He cites recent decisions by Kavanaugh and Barrett as evidence that ordinary Americans have reduced to being forced to accept experimental medications and wearing masks even as hospitals can be forced to provide persons suffering from gender dysphoria medical castrations.

The Supreme Court ruled on October 29 in John Does 1-3 v. Mills by rejecting an emergency request for a restraining order protecting health care workers in Maine from mandatory COVID-19 vaccinations. The plaintiffs in the case had until Friday last week to comply or face being fired. Maine refused to allow for exemptions based on religious belief, clearly violating recent decisions from the Supreme Court. Kavanaugh and Barrett made up part of the majority of six Justices who refused to grant the restraining order.

Horowitz also cites how Barrett and Kavanaugh ruled in Fulton v. City of Philadelphia. They both joined in an opinion that prevented a ruling that the government can only limit religious liberty in minimal circumstances. Instead, they allowed a looser interpretation of how religious exemptions to gay adoption mandates are enforced. Barrett seemed to ignore medical evidence about the side effects of the shots, including blood disorders.

He also describes how private corporations can join together with the federal government to terminate groups of people from employment or deny services. At the same time, individuals who attempt to exercise religious freedom have no “private business” rights.

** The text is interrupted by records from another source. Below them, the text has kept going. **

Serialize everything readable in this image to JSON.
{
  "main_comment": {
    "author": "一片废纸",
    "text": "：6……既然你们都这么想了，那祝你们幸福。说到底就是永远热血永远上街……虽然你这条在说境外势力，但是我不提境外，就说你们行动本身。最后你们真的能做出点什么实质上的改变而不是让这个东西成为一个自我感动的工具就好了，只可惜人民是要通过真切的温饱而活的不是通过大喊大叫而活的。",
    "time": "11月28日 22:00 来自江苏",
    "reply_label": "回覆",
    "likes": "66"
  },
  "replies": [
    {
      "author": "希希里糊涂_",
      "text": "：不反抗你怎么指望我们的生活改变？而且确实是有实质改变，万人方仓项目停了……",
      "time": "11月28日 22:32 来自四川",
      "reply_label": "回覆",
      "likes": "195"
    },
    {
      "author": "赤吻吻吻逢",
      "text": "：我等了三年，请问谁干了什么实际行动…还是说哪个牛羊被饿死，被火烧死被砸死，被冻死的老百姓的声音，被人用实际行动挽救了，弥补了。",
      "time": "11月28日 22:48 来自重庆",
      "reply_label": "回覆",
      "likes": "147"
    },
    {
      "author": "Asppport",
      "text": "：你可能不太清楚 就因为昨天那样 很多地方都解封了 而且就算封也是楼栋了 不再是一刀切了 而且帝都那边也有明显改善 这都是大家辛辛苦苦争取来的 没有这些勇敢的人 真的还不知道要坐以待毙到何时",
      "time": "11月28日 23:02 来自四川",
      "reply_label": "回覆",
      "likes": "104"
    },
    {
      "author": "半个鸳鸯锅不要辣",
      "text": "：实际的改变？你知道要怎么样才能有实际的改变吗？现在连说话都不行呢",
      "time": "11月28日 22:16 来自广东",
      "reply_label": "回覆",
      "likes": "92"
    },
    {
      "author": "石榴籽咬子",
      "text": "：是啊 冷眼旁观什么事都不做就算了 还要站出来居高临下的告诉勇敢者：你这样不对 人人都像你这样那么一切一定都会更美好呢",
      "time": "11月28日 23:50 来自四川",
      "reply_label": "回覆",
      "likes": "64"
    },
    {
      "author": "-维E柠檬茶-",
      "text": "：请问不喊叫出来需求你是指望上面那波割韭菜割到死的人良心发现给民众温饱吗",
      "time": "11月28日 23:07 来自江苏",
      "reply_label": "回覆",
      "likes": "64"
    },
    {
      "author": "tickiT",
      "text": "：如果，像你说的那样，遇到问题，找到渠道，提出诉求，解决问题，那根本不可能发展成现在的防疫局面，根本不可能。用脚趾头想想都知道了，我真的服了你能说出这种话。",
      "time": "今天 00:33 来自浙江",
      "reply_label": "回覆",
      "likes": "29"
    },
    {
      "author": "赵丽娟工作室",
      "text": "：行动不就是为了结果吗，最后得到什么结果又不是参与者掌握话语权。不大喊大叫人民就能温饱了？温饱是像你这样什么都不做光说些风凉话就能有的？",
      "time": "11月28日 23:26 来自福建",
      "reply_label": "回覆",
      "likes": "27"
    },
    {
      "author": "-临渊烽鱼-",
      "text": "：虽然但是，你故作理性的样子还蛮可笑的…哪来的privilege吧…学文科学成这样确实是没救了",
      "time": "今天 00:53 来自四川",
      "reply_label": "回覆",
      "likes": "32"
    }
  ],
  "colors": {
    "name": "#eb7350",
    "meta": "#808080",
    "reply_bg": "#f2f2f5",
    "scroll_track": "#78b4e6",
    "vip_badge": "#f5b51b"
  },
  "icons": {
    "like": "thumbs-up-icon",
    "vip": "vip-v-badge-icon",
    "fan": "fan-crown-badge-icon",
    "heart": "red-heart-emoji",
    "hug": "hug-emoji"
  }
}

Horowitz warns people living in red states that the federal court system shows that even when they enact state and local laws to protect religious liberty, their rights are not likely to be protected in federal court when challenged by leftists and progressives.